    “I hate to see anything come into this valley that’s going to act like a cancer and just spread,” said Bill Rynearson, whose family arrived in the 1860s.

    People [at a hearing] expressed concern about whether the abrupt addition of so many new homes served by individual wells would dry up both domestic and agricultural wells.

    Nearby landowners also raised the specter of sanitation problems resulting from more than 330 individual septic systems.

    Others worried about the traffic of rural roads.

    “I voted for Measure 37,” said Ted Schroeder, a landowner near the proposed subdivision. “This is not what I voted for. . . I did not vote for mega-projects that will produce millionaires at the expense of their neighbors.”

    The Capital Press, an agricultural paper, has similar coverage:

    …farmer Bill White said it is hard to imagine houses—hundreds of them—standing where the wheat now grows.
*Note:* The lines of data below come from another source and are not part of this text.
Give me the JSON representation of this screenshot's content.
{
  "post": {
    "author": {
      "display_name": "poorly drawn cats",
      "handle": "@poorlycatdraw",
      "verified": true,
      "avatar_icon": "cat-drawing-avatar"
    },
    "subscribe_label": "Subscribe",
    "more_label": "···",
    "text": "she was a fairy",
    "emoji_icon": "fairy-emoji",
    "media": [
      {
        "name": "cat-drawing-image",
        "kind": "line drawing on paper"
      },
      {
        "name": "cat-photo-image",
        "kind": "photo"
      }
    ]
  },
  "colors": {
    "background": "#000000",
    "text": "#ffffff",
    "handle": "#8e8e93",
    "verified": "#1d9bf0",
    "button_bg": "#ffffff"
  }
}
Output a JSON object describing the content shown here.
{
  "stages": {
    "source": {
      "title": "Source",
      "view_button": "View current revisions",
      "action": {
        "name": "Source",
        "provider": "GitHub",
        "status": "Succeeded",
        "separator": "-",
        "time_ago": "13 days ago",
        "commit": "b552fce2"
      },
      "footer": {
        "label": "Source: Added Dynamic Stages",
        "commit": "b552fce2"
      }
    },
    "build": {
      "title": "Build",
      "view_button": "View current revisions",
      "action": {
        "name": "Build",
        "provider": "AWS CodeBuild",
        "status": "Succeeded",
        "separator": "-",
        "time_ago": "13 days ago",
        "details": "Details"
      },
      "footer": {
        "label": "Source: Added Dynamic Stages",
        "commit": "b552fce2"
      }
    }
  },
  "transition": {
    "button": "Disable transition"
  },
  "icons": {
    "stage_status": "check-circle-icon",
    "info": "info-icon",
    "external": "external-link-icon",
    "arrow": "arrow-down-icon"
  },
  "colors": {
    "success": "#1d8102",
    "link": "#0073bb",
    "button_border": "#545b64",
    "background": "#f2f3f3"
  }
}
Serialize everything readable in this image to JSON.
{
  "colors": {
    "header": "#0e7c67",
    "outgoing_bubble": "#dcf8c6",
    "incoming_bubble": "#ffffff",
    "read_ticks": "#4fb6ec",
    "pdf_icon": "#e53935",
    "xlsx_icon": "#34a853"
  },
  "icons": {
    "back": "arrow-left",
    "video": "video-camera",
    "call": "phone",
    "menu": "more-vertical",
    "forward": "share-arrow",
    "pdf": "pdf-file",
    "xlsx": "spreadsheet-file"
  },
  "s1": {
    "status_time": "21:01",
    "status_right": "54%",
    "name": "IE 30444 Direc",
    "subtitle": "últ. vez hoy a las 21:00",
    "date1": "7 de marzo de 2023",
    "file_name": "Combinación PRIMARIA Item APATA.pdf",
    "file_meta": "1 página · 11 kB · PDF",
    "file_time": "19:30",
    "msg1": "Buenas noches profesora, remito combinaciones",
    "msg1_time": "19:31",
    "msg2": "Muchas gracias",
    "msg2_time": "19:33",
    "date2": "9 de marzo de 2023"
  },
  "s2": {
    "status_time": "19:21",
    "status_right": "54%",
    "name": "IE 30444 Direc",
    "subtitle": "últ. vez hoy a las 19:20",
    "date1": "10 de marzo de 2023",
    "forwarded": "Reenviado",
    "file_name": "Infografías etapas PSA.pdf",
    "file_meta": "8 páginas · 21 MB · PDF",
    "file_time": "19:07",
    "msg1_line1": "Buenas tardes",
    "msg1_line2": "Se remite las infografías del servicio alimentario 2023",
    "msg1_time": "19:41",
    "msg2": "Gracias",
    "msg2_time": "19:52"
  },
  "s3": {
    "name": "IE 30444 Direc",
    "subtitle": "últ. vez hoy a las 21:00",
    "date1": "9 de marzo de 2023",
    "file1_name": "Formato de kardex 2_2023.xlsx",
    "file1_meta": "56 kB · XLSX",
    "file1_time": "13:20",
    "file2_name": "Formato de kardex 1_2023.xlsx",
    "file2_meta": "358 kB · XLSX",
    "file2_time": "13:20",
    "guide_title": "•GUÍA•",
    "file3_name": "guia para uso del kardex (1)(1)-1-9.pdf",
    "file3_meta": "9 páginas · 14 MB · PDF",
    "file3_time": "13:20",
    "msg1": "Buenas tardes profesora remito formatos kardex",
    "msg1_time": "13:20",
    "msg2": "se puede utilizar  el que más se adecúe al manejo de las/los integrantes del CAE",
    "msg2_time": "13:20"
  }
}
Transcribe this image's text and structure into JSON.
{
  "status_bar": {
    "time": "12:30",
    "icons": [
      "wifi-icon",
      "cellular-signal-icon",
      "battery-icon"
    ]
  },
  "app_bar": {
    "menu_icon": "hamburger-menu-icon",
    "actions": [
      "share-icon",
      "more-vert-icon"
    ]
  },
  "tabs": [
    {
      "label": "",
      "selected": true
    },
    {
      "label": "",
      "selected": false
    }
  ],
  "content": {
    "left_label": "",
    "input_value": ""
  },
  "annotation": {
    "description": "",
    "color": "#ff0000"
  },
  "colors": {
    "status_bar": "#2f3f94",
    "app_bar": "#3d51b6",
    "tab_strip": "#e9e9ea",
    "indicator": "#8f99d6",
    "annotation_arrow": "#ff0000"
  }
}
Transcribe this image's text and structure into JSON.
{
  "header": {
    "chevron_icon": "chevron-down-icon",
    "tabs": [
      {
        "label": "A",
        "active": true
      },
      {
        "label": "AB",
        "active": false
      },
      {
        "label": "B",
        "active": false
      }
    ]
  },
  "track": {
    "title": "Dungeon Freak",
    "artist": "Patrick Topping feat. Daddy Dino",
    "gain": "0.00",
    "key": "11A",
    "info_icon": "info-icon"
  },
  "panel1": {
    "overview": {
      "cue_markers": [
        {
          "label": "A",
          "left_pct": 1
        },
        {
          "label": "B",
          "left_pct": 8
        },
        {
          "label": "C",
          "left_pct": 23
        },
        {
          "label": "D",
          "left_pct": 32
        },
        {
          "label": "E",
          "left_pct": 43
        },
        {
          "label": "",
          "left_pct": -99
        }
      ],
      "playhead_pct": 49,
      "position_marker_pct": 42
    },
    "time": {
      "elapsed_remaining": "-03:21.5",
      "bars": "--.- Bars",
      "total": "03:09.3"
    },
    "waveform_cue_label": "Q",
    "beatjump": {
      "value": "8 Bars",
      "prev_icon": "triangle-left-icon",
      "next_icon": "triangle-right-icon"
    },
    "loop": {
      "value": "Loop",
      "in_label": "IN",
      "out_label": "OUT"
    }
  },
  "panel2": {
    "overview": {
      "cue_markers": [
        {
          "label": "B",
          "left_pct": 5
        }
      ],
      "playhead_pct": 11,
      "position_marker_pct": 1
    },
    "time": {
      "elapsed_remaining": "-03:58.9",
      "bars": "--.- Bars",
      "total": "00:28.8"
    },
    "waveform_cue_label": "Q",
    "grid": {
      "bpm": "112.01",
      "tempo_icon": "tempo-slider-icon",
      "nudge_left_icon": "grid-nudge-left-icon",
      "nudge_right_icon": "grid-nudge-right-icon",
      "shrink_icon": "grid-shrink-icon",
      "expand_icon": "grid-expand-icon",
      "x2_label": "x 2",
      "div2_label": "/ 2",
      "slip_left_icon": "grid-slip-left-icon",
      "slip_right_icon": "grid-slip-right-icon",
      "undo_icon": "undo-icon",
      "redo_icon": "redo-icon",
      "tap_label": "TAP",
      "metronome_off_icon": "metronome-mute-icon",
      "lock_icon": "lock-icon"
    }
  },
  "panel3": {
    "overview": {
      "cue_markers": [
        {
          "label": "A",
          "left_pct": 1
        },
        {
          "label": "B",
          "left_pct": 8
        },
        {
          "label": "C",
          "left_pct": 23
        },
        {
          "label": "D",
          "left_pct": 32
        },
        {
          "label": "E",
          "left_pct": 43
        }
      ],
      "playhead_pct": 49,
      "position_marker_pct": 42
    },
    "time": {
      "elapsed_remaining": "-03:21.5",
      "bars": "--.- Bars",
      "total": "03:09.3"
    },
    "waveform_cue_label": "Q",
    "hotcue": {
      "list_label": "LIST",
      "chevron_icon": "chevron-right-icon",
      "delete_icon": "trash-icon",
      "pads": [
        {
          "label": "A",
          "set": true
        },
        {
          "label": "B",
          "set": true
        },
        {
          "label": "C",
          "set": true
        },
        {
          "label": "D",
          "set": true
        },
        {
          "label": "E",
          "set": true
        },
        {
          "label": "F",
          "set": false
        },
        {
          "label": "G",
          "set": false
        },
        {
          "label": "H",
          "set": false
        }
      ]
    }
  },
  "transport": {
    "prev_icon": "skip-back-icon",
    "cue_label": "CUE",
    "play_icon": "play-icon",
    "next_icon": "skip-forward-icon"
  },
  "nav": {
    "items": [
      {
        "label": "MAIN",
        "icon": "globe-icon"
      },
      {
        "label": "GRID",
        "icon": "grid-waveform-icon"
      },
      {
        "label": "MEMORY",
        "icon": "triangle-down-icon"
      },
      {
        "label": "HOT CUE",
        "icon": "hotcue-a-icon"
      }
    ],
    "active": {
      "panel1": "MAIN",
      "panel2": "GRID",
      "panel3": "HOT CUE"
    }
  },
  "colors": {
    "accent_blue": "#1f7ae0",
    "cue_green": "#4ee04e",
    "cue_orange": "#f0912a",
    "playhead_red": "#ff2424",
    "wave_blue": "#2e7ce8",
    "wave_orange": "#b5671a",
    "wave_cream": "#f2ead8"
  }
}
White, who is among a group of farmers opposing a Measure 37 claim to divide the land into hundreds of 5-acre lots, said: “You can see it’s an incompatible use.”

    Phil Hassinger, who farms near the proposed development, is no stranger to farming near housing. “It’s a serious problem,” he said of farming near housing. “You can get complaints over noise, dust, you name it.”

    “My biggest problem is I just hate to see prime ground get covered up,” said Paul Rudd, who farms adjacent to the proposed development. “Some day the world’s going to need that land for farming and it’s not going to be there.” Rudd said he also is concerned the proposed development could lower the water table and increase the value of the area’s farmland. “I won’t be able to buy it, and I won’t be able to rent it,” he said.

    “Being a young farmer, I’m concerned because land prices are high enough as it is,” said Matt Insko, 30, who also farms near the proposed development. “A lot of people were afraid of this type of thing when Measure 37 was on the ballot, but they voted for it anyway because they were so tired of the restrictions (in Oregon land-use laws).”